    The music video was disturbing enough. The gothic effects, the liberal usage of horror movie tropes, and the eerie details in the set were very commendable. Though the plot of the MV was sparse and quirky, I really enjoyed the amount of effort that was put into this music video as it definitely shows that though the music video is dying and struggling to stay relevant in the US, MVs are still alive and well in South Korea. Lee Jung Hyun truly commits to her role as the creepy witch/ghost/doll/resident of the haunted house (I mean, was I the only one who was incredibly rattled during the beginning of the MV when she had that eye makeup on and flashed that malicious smirk when the poor guy checked out the dollhouse inside the house?).

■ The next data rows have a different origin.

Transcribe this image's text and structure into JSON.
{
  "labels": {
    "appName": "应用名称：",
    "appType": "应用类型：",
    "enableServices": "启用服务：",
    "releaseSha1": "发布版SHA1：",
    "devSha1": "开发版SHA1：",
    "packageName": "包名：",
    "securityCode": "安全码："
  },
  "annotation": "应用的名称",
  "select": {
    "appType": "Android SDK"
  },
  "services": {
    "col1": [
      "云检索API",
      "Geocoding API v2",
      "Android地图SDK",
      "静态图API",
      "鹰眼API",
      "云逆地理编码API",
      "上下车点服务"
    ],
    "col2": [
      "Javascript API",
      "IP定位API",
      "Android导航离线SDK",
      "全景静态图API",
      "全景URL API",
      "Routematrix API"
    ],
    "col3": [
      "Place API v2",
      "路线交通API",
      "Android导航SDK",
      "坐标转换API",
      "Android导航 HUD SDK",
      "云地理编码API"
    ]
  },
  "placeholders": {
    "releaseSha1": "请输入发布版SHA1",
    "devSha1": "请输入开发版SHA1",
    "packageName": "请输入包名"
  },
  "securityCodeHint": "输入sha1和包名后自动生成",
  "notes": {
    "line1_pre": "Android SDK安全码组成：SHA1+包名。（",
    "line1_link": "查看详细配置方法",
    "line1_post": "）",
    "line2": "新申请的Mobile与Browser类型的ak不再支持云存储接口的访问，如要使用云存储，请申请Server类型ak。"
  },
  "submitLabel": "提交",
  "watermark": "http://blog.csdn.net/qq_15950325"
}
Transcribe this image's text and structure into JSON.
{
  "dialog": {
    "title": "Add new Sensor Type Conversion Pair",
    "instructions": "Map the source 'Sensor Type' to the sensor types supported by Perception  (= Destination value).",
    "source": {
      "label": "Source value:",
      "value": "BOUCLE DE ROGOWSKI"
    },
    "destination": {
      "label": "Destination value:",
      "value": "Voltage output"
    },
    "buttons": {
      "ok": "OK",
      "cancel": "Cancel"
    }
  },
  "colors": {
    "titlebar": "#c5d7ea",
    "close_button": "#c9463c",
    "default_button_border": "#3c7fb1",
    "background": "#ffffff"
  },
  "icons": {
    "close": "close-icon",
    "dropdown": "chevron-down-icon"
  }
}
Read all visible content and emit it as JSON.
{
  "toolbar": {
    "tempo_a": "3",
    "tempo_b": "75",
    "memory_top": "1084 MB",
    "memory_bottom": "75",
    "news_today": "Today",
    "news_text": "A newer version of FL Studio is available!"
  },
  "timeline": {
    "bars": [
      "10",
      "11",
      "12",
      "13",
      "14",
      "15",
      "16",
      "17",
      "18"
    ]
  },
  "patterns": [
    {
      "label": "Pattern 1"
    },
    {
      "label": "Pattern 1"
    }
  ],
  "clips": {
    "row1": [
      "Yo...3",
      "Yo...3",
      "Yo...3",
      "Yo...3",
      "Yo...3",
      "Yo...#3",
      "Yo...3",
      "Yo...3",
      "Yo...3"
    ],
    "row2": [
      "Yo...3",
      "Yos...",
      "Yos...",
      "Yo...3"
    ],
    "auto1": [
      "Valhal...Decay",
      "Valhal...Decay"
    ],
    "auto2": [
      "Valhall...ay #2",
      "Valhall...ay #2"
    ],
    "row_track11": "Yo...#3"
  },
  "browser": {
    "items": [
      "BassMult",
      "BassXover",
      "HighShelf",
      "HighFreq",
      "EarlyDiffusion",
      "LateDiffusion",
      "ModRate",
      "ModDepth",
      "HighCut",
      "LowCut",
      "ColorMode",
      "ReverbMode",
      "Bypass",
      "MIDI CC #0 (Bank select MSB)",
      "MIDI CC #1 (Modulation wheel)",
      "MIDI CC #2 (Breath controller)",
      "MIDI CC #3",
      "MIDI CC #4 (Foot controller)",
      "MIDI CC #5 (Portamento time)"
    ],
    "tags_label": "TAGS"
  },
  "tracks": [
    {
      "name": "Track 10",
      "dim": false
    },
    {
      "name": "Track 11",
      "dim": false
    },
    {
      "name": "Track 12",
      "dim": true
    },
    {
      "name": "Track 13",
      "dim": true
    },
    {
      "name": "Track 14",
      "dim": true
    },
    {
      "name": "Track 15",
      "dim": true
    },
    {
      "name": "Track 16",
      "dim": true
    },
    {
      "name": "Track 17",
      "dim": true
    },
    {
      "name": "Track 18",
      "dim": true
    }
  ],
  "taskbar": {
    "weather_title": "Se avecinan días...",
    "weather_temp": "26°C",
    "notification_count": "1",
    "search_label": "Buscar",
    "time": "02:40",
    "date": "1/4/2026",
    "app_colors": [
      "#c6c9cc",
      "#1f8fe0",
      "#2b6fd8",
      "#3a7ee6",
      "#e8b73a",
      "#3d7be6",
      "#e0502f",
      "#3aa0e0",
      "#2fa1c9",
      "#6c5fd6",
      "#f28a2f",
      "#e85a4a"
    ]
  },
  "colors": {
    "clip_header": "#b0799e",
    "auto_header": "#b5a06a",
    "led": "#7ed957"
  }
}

    On the musical side, I was a little put off at first when the song first blared on the MV because I was expecting a darker song. Instead, V is a very upbeat song with this very quirky and sassy energy. I was instantly hooked by the faint incorporation of electro-swing; something about resuscitating 1920s jazz with electronic dance music just makes things catchy and appealing to me.

    Of course, this song just has to follow suit to the genre-mashing trend that has been prevalent in k-pop this year so far. The verses and chorus sport this mischievous, ragtime-like piano chord progression that teeters in the background while snippets of some horn instrument and this thumping, strong beat drive the song forward. The pre-chorus however is this blaring, electronic section that shifts the song to a chord progression that sounds eerily more cheery than the rest of the song. This contrast really prevents the song from sounding repetitive and boring as it helps hype up the energy of an already frenetic track. Though key changes are normally considered very cheesy, the key shift at the end of this song really augmented the whole Broadway-esque, over-the-top feel that I felt like this song was going for.
    Thanked by 1JamesTao